What the task requires: Report every line below that carries the word "JSON".

Supplied material:

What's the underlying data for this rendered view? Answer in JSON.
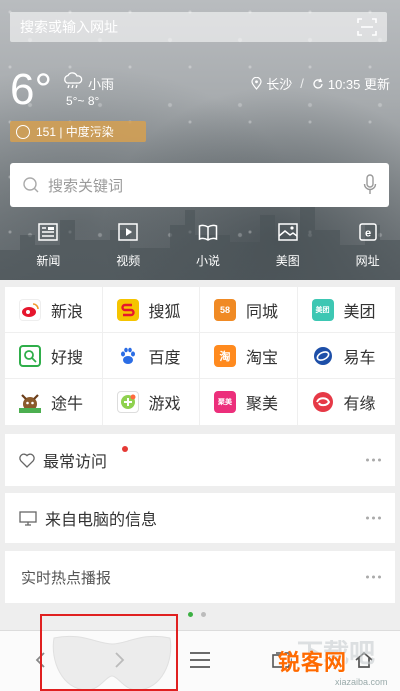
{
  "header": {
    "url_placeholder": "搜索或输入网址",
    "icon": "scan-icon"
  },
  "weather": {
    "temperature": "6°",
    "condition": "小雨",
    "range": "5°~ 8°",
    "city": "长沙",
    "updated": "10:35 更新",
    "aqi": "151 | 中度污染"
  },
  "search": {
    "placeholder": "搜索关键词"
  },
  "nav": [
    {
      "label": "新闻",
      "icon": "news-icon"
    },
    {
      "label": "视频",
      "icon": "video-icon"
    },
    {
      "label": "小说",
      "icon": "book-icon"
    },
    {
      "label": "美图",
      "icon": "image-icon"
    },
    {
      "label": "网址",
      "icon": "url-icon"
    }
  ],
  "sites": [
    {
      "label": "新浪",
      "color": "#e6162d",
      "icon": "sina-icon"
    },
    {
      "label": "搜狐",
      "color": "#f5c400",
      "icon": "sohu-icon"
    },
    {
      "label": "同城",
      "color": "#f08a24",
      "icon": "58-icon",
      "mark": "58"
    },
    {
      "label": "美团",
      "color": "#3dc7b3",
      "icon": "meituan-icon",
      "mark": "美团"
    },
    {
      "label": "好搜",
      "color": "#2fae4a",
      "icon": "haosou-icon"
    },
    {
      "label": "百度",
      "color": "#2b6de5",
      "icon": "baidu-icon"
    },
    {
      "label": "淘宝",
      "color": "#ff8a1e",
      "icon": "taobao-icon",
      "mark": "淘"
    },
    {
      "label": "易车",
      "color": "#1d4fa8",
      "icon": "yiche-icon"
    },
    {
      "label": "途牛",
      "color": "#4caf50",
      "icon": "tuniu-icon"
    },
    {
      "label": "游戏",
      "color": "#8fd14f",
      "icon": "game-icon"
    },
    {
      "label": "聚美",
      "color": "#ec2f7b",
      "icon": "jumei-icon",
      "mark": "聚美"
    },
    {
      "label": "有缘",
      "color": "#e63946",
      "icon": "youyuan-icon"
    }
  ],
  "cards": {
    "recent": "最常访问",
    "pc": "来自电脑的信息",
    "hot": "实时热点播报"
  },
  "pager": {
    "active_color": "#3cb043",
    "inactive_color": "#bbbbbb"
  },
  "watermark": {
    "text": "锐客网",
    "url": "xiazaiba.com"
  }
}
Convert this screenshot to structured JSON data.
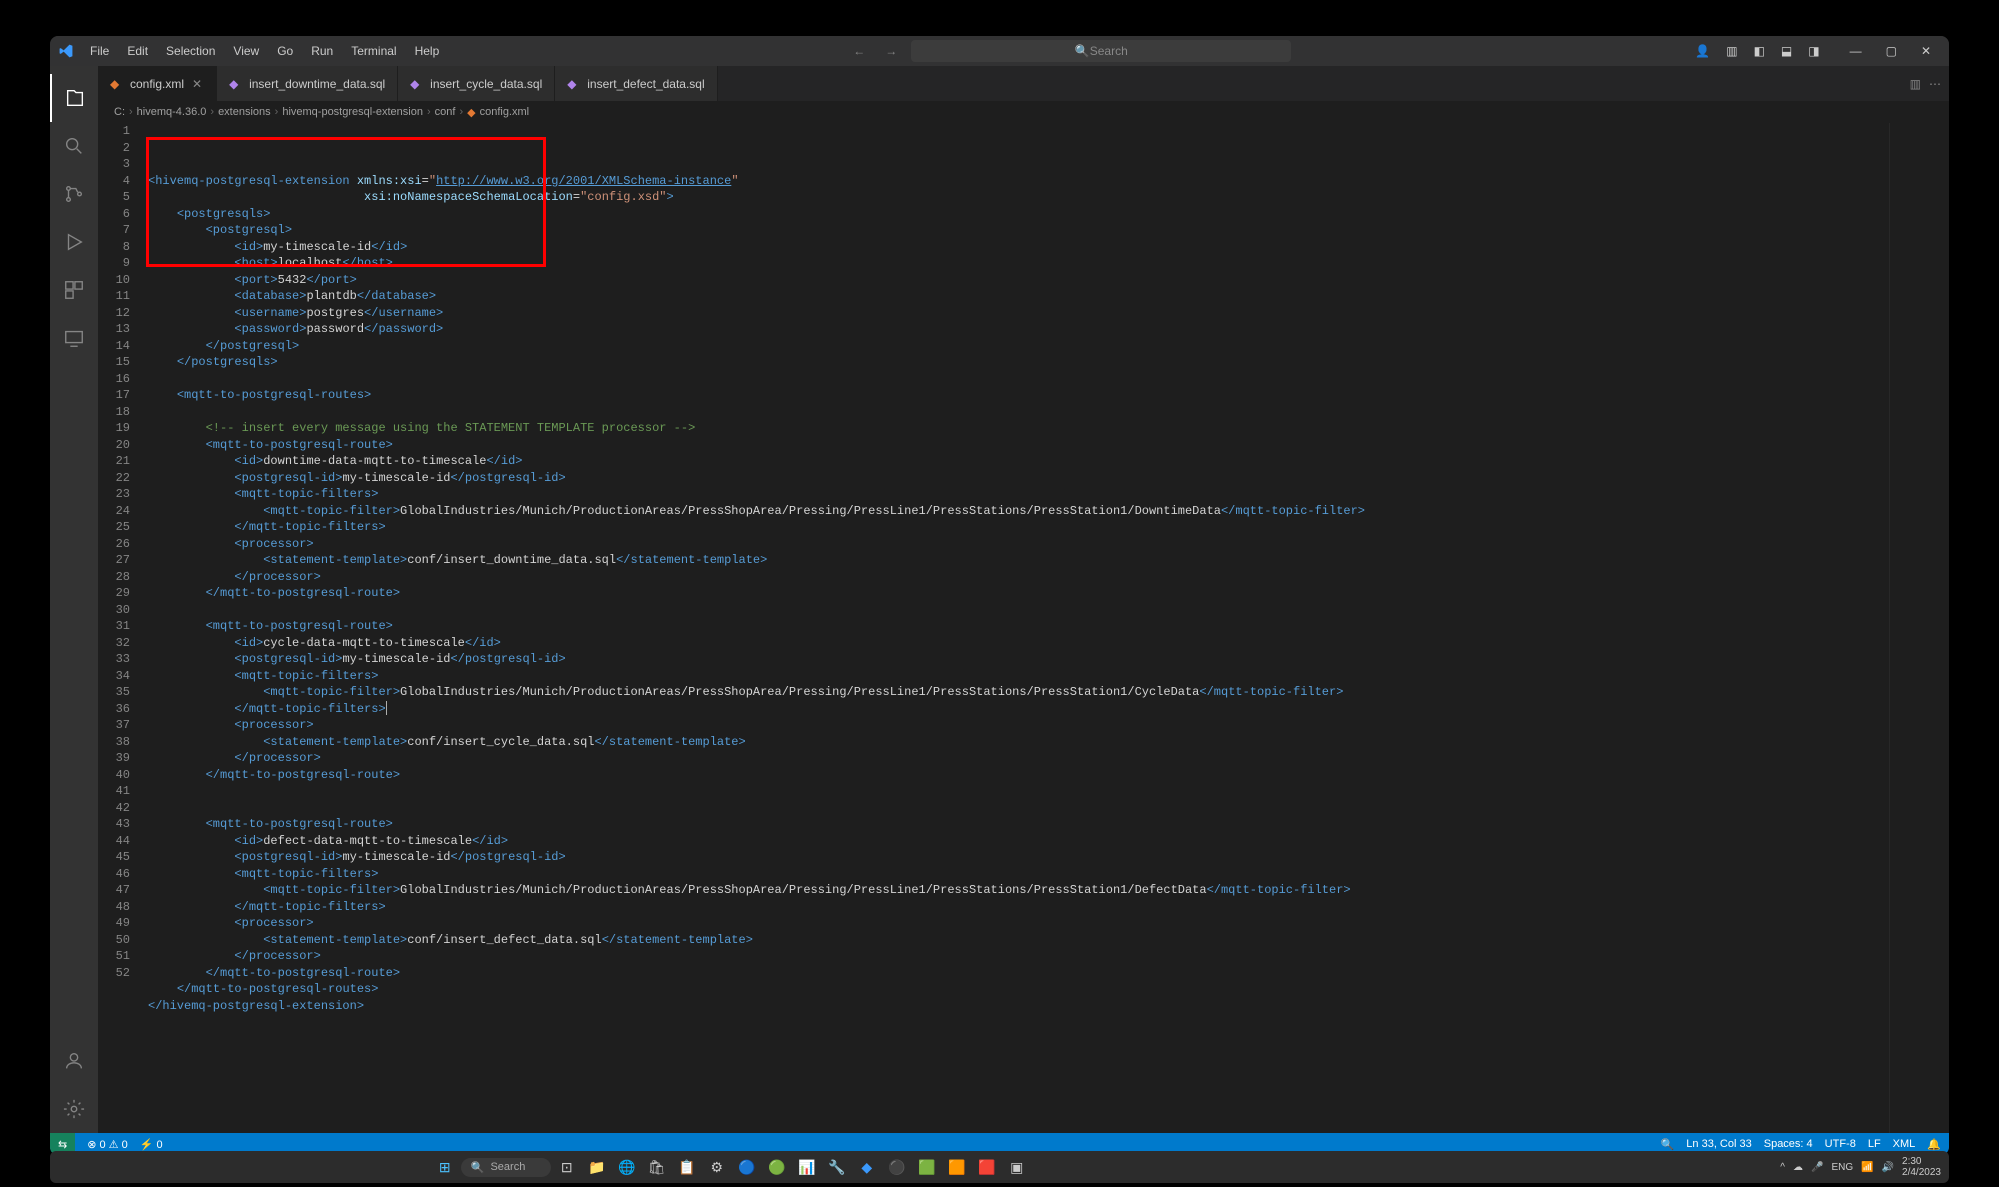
{
  "menu": [
    "File",
    "Edit",
    "Selection",
    "View",
    "Go",
    "Run",
    "Terminal",
    "Help"
  ],
  "search_placeholder": "Search",
  "tabs": [
    {
      "name": "config.xml",
      "active": true,
      "type": "xml"
    },
    {
      "name": "insert_downtime_data.sql",
      "active": false,
      "type": "sql"
    },
    {
      "name": "insert_cycle_data.sql",
      "active": false,
      "type": "sql"
    },
    {
      "name": "insert_defect_data.sql",
      "active": false,
      "type": "sql"
    }
  ],
  "breadcrumb": [
    "C:",
    "hivemq-4.36.0",
    "extensions",
    "hivemq-postgresql-extension",
    "conf",
    "config.xml"
  ],
  "code": {
    "root_tag": "hivemq-postgresql-extension",
    "xmlns_attr": "xmlns:xsi",
    "xmlns_val": "http://www.w3.org/2001/XMLSchema-instance",
    "schema_attr": "xsi:noNamespaceSchemaLocation",
    "schema_val": "config.xsd",
    "pg": {
      "id": "my-timescale-id",
      "host": "localhost",
      "port": "5432",
      "database": "plantdb",
      "username": "postgres",
      "password": "password"
    },
    "comment": "<!-- insert every message using the STATEMENT TEMPLATE processor -->",
    "routes": [
      {
        "id": "downtime-data-mqtt-to-timescale",
        "pgid": "my-timescale-id",
        "topic": "GlobalIndustries/Munich/ProductionAreas/PressShopArea/Pressing/PressLine1/PressStations/PressStation1/DowntimeData",
        "stmt": "conf/insert_downtime_data.sql"
      },
      {
        "id": "cycle-data-mqtt-to-timescale",
        "pgid": "my-timescale-id",
        "topic": "GlobalIndustries/Munich/ProductionAreas/PressShopArea/Pressing/PressLine1/PressStations/PressStation1/CycleData",
        "stmt": "conf/insert_cycle_data.sql"
      },
      {
        "id": "defect-data-mqtt-to-timescale",
        "pgid": "my-timescale-id",
        "topic": "GlobalIndustries/Munich/ProductionAreas/PressShopArea/Pressing/PressLine1/PressStations/PressStation1/DefectData",
        "stmt": "conf/insert_defect_data.sql"
      }
    ]
  },
  "status": {
    "errors": "0",
    "warnings": "0",
    "ports": "0",
    "ln": "Ln 33, Col 33",
    "spaces": "Spaces: 4",
    "enc": "UTF-8",
    "eol": "LF",
    "lang": "XML"
  },
  "taskbar": {
    "search": "Search",
    "tray": {
      "lang": "ENG",
      "time": "2:30",
      "date": "2/4/2023"
    }
  }
}
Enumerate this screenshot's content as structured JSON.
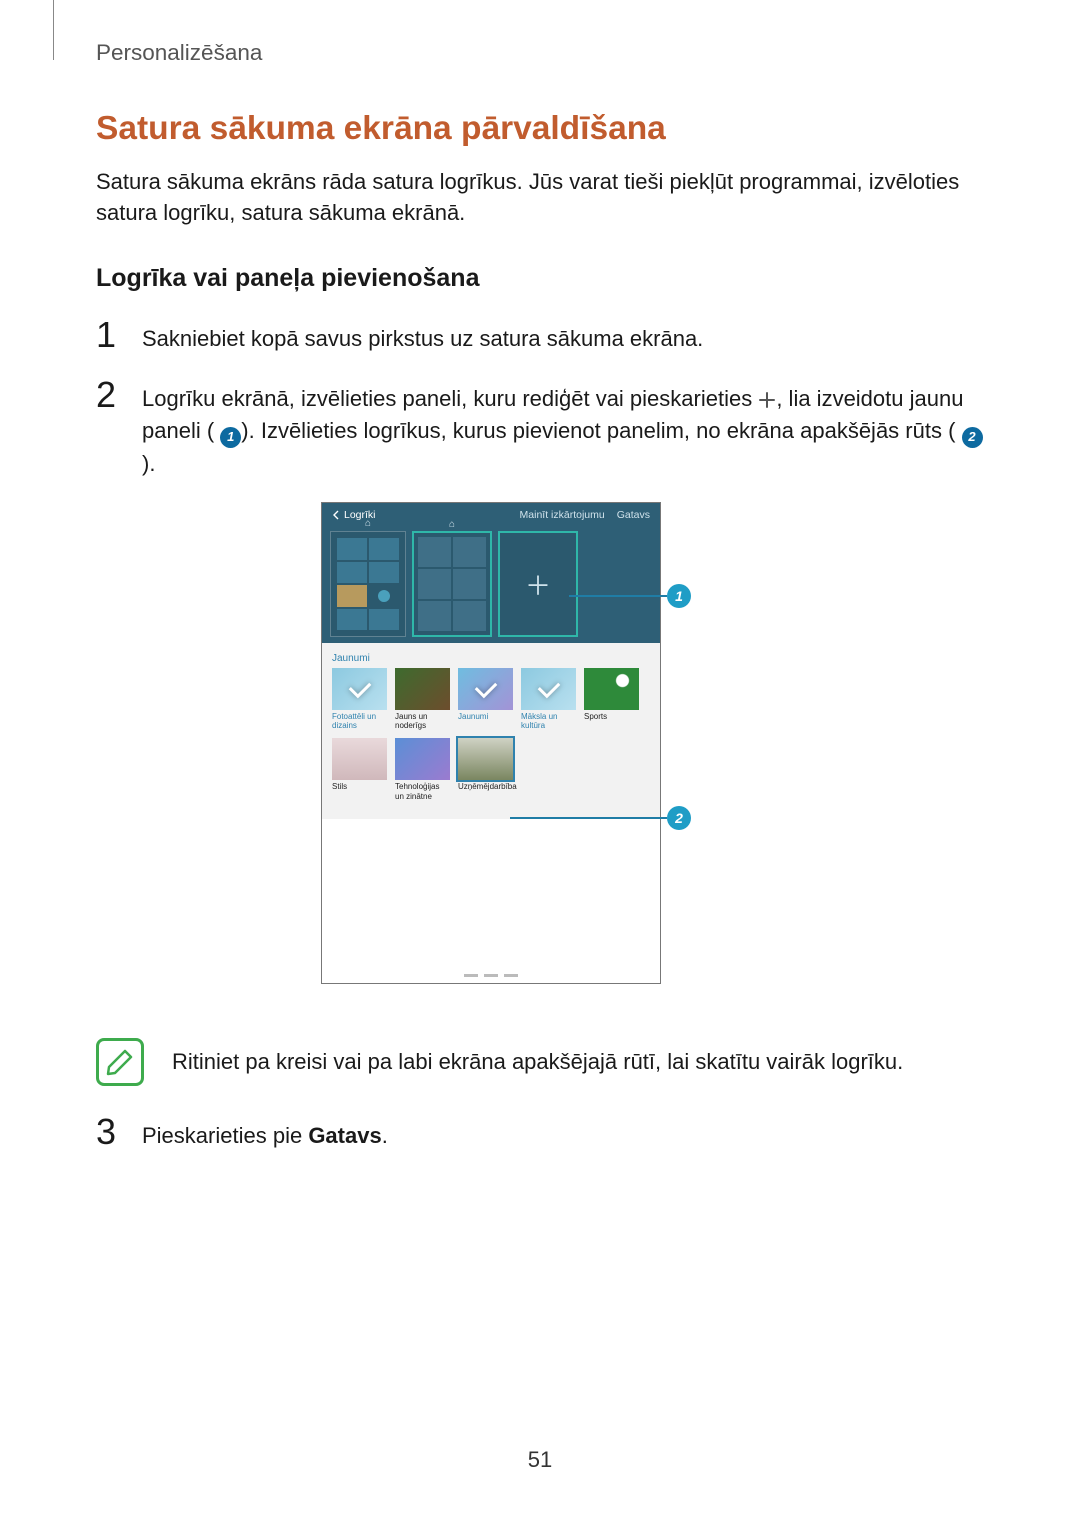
{
  "header": {
    "section": "Personalizēšana"
  },
  "heading": "Satura sākuma ekrāna pārvaldīšana",
  "intro": "Satura sākuma ekrāns rāda satura logrīkus. Jūs varat tieši piekļūt programmai, izvēloties satura logrīku, satura sākuma ekrānā.",
  "subheading": "Logrīka vai paneļa pievienošana",
  "steps": {
    "s1": "Sakniebiet kopā savus pirkstus uz satura sākuma ekrāna.",
    "s2_a": "Logrīku ekrānā, izvēlieties paneli, kuru rediģēt vai pieskarieties ",
    "s2_b": ", lia izveidotu jaunu paneli (",
    "s2_c": "). Izvēlieties logrīkus, kurus pievienot panelim, no ekrāna apakšējās rūts (",
    "s2_d": ").",
    "s3_a": "Pieskarieties pie ",
    "s3_b": "Gatavs",
    "s3_c": "."
  },
  "device": {
    "back": "Logrīki",
    "btn_layout": "Mainīt izkārtojumu",
    "btn_done": "Gatavs",
    "tab": "Jaunumi",
    "row1": [
      "Fotoattēli un dizains",
      "Jauns un noderīgs",
      "Jaunumi",
      "Māksla un kultūra",
      "Sports"
    ],
    "row2": [
      "Stils",
      "Tehnoloģijas un zinātne",
      "Uzņēmējdarbība"
    ]
  },
  "note": "Ritiniet pa kreisi vai pa labi ekrāna apakšējajā rūtī, lai skatītu vairāk logrīku.",
  "callouts": {
    "one": "1",
    "two": "2"
  },
  "pageNumber": "51"
}
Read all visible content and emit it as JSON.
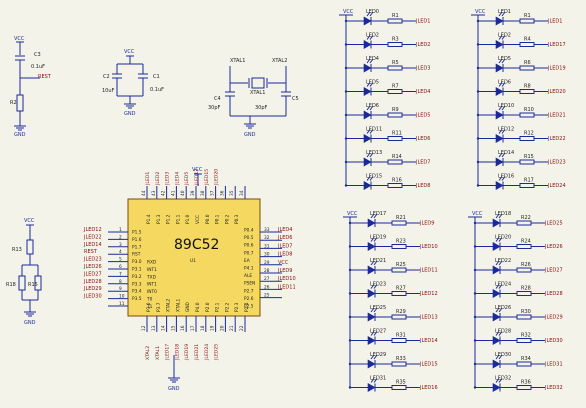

Your solution:
What's the underlying data for this rendered view? Answer in JSON.
Convert this screenshot to structured JSON data.
Enumerate this screenshot's content as structured JSON.
Read all visible content and emit it as JSON.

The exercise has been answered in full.